[Data entries]
++++++++
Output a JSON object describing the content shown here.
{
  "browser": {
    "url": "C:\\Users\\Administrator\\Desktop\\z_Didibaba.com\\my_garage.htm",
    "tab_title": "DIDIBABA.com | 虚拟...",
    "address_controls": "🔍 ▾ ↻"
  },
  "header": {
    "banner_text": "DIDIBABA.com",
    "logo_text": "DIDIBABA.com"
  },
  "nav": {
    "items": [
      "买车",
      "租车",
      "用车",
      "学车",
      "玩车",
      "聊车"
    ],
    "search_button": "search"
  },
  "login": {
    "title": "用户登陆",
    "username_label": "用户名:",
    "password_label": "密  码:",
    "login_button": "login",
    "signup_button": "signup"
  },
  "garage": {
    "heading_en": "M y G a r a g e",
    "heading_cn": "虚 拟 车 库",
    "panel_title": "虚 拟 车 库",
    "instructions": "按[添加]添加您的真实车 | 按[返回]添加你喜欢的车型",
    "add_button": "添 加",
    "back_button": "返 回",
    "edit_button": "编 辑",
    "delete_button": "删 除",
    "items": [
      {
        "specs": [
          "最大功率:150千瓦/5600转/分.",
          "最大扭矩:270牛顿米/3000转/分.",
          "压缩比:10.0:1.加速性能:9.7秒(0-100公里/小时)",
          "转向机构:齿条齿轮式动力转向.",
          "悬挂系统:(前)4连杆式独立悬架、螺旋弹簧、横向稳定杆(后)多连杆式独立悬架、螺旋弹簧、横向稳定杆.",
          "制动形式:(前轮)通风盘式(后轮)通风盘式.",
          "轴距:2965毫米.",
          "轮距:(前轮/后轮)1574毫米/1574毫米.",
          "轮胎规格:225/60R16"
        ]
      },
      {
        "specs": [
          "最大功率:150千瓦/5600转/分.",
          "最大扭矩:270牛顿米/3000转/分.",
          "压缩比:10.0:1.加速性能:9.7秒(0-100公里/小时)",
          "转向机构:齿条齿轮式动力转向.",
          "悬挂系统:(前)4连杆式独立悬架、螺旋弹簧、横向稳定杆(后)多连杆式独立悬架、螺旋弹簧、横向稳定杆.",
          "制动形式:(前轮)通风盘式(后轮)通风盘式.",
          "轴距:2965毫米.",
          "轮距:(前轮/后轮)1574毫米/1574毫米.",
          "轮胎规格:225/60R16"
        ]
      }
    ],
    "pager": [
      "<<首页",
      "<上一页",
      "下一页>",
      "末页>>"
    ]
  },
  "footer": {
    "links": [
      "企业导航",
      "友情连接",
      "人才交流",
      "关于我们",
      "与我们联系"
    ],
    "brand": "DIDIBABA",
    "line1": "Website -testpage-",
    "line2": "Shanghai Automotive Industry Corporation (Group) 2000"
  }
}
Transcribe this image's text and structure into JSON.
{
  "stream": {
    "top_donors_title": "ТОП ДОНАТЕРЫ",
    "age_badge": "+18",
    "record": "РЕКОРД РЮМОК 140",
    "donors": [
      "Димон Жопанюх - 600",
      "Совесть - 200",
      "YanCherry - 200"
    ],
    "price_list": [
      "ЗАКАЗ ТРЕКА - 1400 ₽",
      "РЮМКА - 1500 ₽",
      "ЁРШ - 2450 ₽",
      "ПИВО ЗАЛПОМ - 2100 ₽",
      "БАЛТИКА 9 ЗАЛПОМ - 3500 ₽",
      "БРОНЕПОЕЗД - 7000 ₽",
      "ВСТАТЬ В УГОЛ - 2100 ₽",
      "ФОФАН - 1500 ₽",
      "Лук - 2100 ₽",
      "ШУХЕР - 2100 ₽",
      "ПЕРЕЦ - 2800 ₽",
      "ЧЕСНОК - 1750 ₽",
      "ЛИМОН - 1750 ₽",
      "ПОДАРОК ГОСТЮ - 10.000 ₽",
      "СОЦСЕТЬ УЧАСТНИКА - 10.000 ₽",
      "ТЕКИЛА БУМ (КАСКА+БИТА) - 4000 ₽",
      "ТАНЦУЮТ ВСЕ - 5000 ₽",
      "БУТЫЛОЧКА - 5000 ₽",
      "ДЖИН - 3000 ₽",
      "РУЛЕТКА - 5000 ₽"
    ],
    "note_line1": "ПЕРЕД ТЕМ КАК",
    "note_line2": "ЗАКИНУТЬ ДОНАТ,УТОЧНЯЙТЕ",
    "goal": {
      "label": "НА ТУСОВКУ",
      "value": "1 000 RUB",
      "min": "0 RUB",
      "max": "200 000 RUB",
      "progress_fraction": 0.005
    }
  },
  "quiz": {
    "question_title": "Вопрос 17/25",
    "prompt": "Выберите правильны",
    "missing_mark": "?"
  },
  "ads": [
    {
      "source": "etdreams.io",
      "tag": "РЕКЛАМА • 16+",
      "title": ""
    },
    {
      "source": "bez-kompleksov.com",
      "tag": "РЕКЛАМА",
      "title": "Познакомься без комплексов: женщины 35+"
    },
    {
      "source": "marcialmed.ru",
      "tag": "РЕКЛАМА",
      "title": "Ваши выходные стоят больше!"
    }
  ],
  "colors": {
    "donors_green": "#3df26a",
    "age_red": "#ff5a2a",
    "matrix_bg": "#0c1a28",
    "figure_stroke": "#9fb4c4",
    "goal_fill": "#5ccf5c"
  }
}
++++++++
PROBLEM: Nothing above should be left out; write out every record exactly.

TASK ANSWER:
Output a JSON object describing the content shown here.
{
  "browser": {
    "url": "C:\\Users\\Administrator\\Desktop\\z_Didibaba.com\\my_garage.htm",
    "tab_title": "DIDIBABA.com | 虚拟...",
    "address_controls": "🔍 ▾ ↻"
  },
  "header": {
    "banner_text": "DIDIBABA.com",
    "logo_text": "DIDIBABA.com"
  },
  "nav": {
    "items": [
      "买车",
      "租车",
      "用车",
      "学车",
      "玩车",
      "聊车"
    ],
    "search_button": "search"
  },
  "login": {
    "title": "用户登陆",
    "username_label": "用户名:",
    "password_label": "密  码:",
    "login_button": "login",
    "signup_button": "signup"
  },
  "garage": {
    "heading_en": "M y G a r a g e",
    "heading_cn": "虚 拟 车 库",
    "panel_title": "虚 拟 车 库",
    "instructions": "按[添加]添加您的真实车 | 按[返回]添加你喜欢的车型",
    "add_button": "添 加",
    "back_button": "返 回",
    "edit_button": "编 辑",
    "delete_button": "删 除",
    "items": [
      {
        "specs": [
          "最大功率:150千瓦/5600转/分.",
          "最大扭矩:270牛顿米/3000转/分.",
          "压缩比:10.0:1.加速性能:9.7秒(0-100公里/小时)",
          "转向机构:齿条齿轮式动力转向.",
          "悬挂系统:(前)4连杆式独立悬架、螺旋弹簧、横向稳定杆(后)多连杆式独立悬架、螺旋弹簧、横向稳定杆.",
          "制动形式:(前轮)通风盘式(后轮)通风盘式.",
          "轴距:2965毫米.",
          "轮距:(前轮/后轮)1574毫米/1574毫米.",
          "轮胎规格:225/60R16"
        ]
      },
      {
        "specs": [
          "最大功率:150千瓦/5600转/分.",
          "最大扭矩:270牛顿米/3000转/分.",
          "压缩比:10.0:1.加速性能:9.7秒(0-100公里/小时)",
          "转向机构:齿条齿轮式动力转向.",
          "悬挂系统:(前)4连杆式独立悬架、螺旋弹簧、横向稳定杆(后)多连杆式独立悬架、螺旋弹簧、横向稳定杆.",
          "制动形式:(前轮)通风盘式(后轮)通风盘式.",
          "轴距:2965毫米.",
          "轮距:(前轮/后轮)1574毫米/1574毫米.",
          "轮胎规格:225/60R16"
        ]
      }
    ],
    "pager": [
      "<<首页",
      "<上一页",
      "下一页>",
      "末页>>"
    ]
  },
  "footer": {
    "links": [
      "企业导航",
      "友情连接",
      "人才交流",
      "关于我们",
      "与我们联系"
    ],
    "brand": "DIDIBABA",
    "line1": "Website -testpage-",
    "line2": "Shanghai Automotive Industry Corporation (Group) 2000"
  }
}
Transcribe this image's text and structure into JSON.
{
  "stream": {
    "top_donors_title": "ТОП ДОНАТЕРЫ",
    "age_badge": "+18",
    "record": "РЕКОРД РЮМОК 140",
    "donors": [
      "Димон Жопанюх - 600",
      "Совесть - 200",
      "YanCherry - 200"
    ],
    "price_list": [
      "ЗАКАЗ ТРЕКА - 1400 ₽",
      "РЮМКА - 1500 ₽",
      "ЁРШ - 2450 ₽",
      "ПИВО ЗАЛПОМ - 2100 ₽",
      "БАЛТИКА 9 ЗАЛПОМ - 3500 ₽",
      "БРОНЕПОЕЗД - 7000 ₽",
      "ВСТАТЬ В УГОЛ - 2100 ₽",
      "ФОФАН - 1500 ₽",
      "Лук - 2100 ₽",
      "ШУХЕР - 2100 ₽",
      "ПЕРЕЦ - 2800 ₽",
      "ЧЕСНОК - 1750 ₽",
      "ЛИМОН - 1750 ₽",
      "ПОДАРОК ГОСТЮ - 10.000 ₽",
      "СОЦСЕТЬ УЧАСТНИКА - 10.000 ₽",
      "ТЕКИЛА БУМ (КАСКА+БИТА) - 4000 ₽",
      "ТАНЦУЮТ ВСЕ - 5000 ₽",
      "БУТЫЛОЧКА - 5000 ₽",
      "ДЖИН - 3000 ₽",
      "РУЛЕТКА - 5000 ₽"
    ],
    "note_line1": "ПЕРЕД ТЕМ КАК",
    "note_line2": "ЗАКИНУТЬ ДОНАТ,УТОЧНЯЙТЕ",
    "goal": {
      "label": "НА ТУСОВКУ",
      "value": "1 000 RUB",
      "min": "0 RUB",
      "max": "200 000 RUB",
      "progress_fraction": 0.005
    }
  },
  "quiz": {
    "question_title": "Вопрос 17/25",
    "prompt": "Выберите правильны",
    "missing_mark": "?"
  },
  "ads": [
    {
      "source": "etdreams.io",
      "tag": "РЕКЛАМА • 16+",
      "title": ""
    },
    {
      "source": "bez-kompleksov.com",
      "tag": "РЕКЛАМА",
      "title": "Познакомься без комплексов: женщины 35+"
    },
    {
      "source": "marcialmed.ru",
      "tag": "РЕКЛАМА",
      "title": "Ваши выходные стоят больше!"
    }
  ],
  "colors": {
    "donors_green": "#3df26a",
    "age_red": "#ff5a2a",
    "matrix_bg": "#0c1a28",
    "figure_stroke": "#9fb4c4",
    "goal_fill": "#5ccf5c"
  }
}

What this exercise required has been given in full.